[What you should do] Retype each of the records below exactly, leaving the pictures out.

>>>

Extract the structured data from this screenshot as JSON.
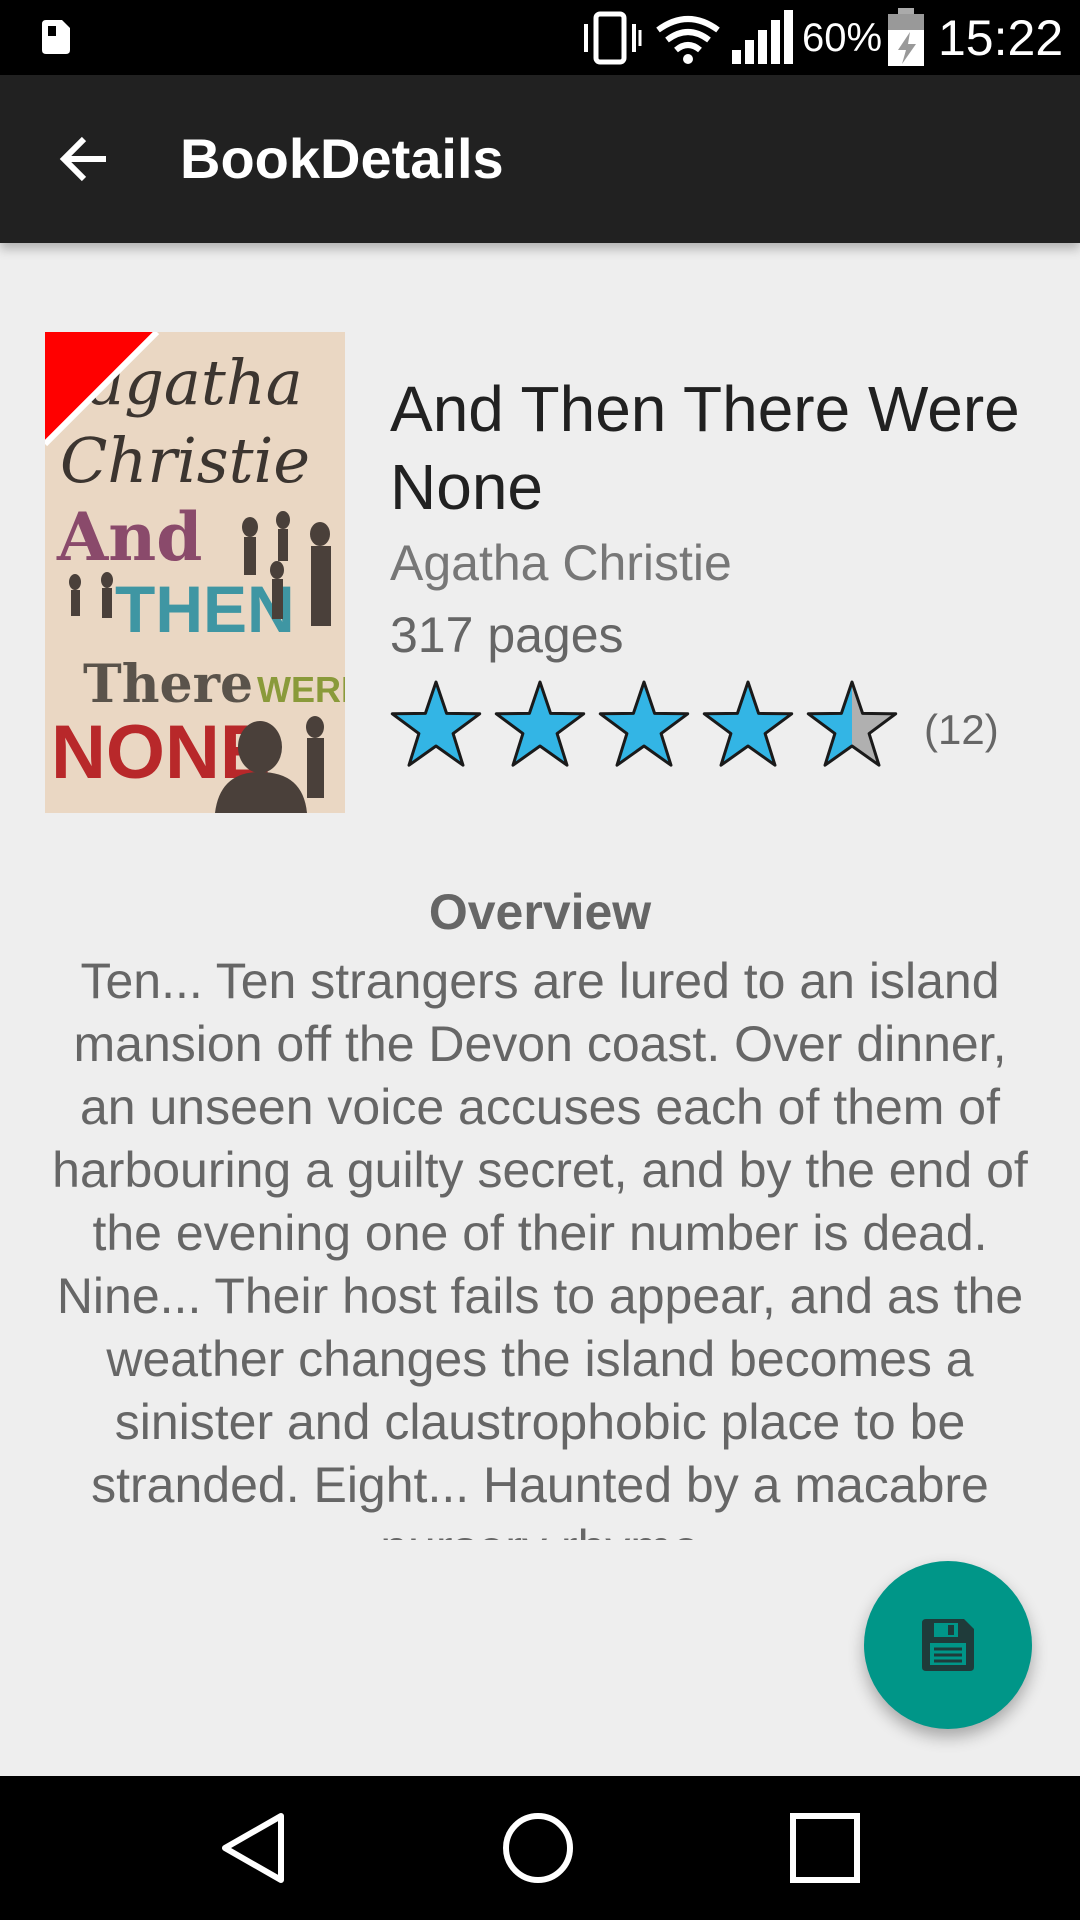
{
  "status_bar": {
    "battery_percent": "60%",
    "time": "15:22",
    "icons": [
      "sim-icon",
      "vibrate-icon",
      "wifi-icon",
      "signal-icon",
      "battery-charging-icon"
    ]
  },
  "app_bar": {
    "title": "BookDetails",
    "back_icon": "arrow-back-icon"
  },
  "book": {
    "title": "And Then There Were None",
    "author": "Agatha Christie",
    "pages": "317 pages",
    "rating": 4.5,
    "rating_max": 5,
    "rating_count": "(12)",
    "star_color": "#33b5e5",
    "star_empty_color": "#b0b0b0",
    "cover_text": [
      "agatha",
      "Christie",
      "And",
      "THEN",
      "There",
      "WERE",
      "NONE"
    ]
  },
  "overview": {
    "heading": "Overview",
    "text": "Ten... Ten strangers are lured to an island mansion off the Devon coast. Over dinner, an unseen voice accuses each of them of harbouring a guilty secret, and by the end of the evening one of their number is dead. Nine... Their host fails to appear, and as the weather changes the island becomes a sinister and claustrophobic place to be stranded. Eight... Haunted by a macabre nursery rhyme"
  },
  "fab": {
    "icon": "save-icon",
    "color": "#009688"
  },
  "nav_bar": {
    "icons": [
      "nav-back-icon",
      "nav-home-icon",
      "nav-recents-icon"
    ]
  }
}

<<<

[Reply]
Extract the structured data from this screenshot as JSON.
{
  "status_bar": {
    "battery_percent": "60%",
    "time": "15:22",
    "icons": [
      "sim-icon",
      "vibrate-icon",
      "wifi-icon",
      "signal-icon",
      "battery-charging-icon"
    ]
  },
  "app_bar": {
    "title": "BookDetails",
    "back_icon": "arrow-back-icon"
  },
  "book": {
    "title": "And Then There Were None",
    "author": "Agatha Christie",
    "pages": "317 pages",
    "rating": 4.5,
    "rating_max": 5,
    "rating_count": "(12)",
    "star_color": "#33b5e5",
    "star_empty_color": "#b0b0b0",
    "cover_text": [
      "agatha",
      "Christie",
      "And",
      "THEN",
      "There",
      "WERE",
      "NONE"
    ]
  },
  "overview": {
    "heading": "Overview",
    "text": "Ten... Ten strangers are lured to an island mansion off the Devon coast. Over dinner, an unseen voice accuses each of them of harbouring a guilty secret, and by the end of the evening one of their number is dead. Nine... Their host fails to appear, and as the weather changes the island becomes a sinister and claustrophobic place to be stranded. Eight... Haunted by a macabre nursery rhyme"
  },
  "fab": {
    "icon": "save-icon",
    "color": "#009688"
  },
  "nav_bar": {
    "icons": [
      "nav-back-icon",
      "nav-home-icon",
      "nav-recents-icon"
    ]
  }
}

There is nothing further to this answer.